→ **Exercise details**: Starting with the first line, output the data exactly through to the end.

============

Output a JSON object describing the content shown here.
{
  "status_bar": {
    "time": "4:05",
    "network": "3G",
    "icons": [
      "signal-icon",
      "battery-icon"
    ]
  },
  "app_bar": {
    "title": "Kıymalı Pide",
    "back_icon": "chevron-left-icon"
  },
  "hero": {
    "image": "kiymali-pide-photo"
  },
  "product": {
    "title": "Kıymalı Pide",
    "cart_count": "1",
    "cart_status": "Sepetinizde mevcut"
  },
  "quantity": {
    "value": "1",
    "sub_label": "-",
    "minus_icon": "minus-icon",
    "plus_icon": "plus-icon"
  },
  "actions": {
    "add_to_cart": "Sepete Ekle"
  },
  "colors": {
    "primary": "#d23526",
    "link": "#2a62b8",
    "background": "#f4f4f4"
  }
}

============

→ **Output**:
Output a JSON object describing the content shown here.
{
  "status_bar": {
    "time": "4:05",
    "network": "3G",
    "icons": [
      "signal-icon",
      "battery-icon"
    ]
  },
  "app_bar": {
    "title": "Kıymalı Pide",
    "back_icon": "chevron-left-icon"
  },
  "hero": {
    "image": "kiymali-pide-photo"
  },
  "product": {
    "title": "Kıymalı Pide",
    "cart_count": "1",
    "cart_status": "Sepetinizde mevcut"
  },
  "quantity": {
    "value": "1",
    "sub_label": "-",
    "minus_icon": "minus-icon",
    "plus_icon": "plus-icon"
  },
  "actions": {
    "add_to_cart": "Sepete Ekle"
  },
  "colors": {
    "primary": "#d23526",
    "link": "#2a62b8",
    "background": "#f4f4f4"
  }
}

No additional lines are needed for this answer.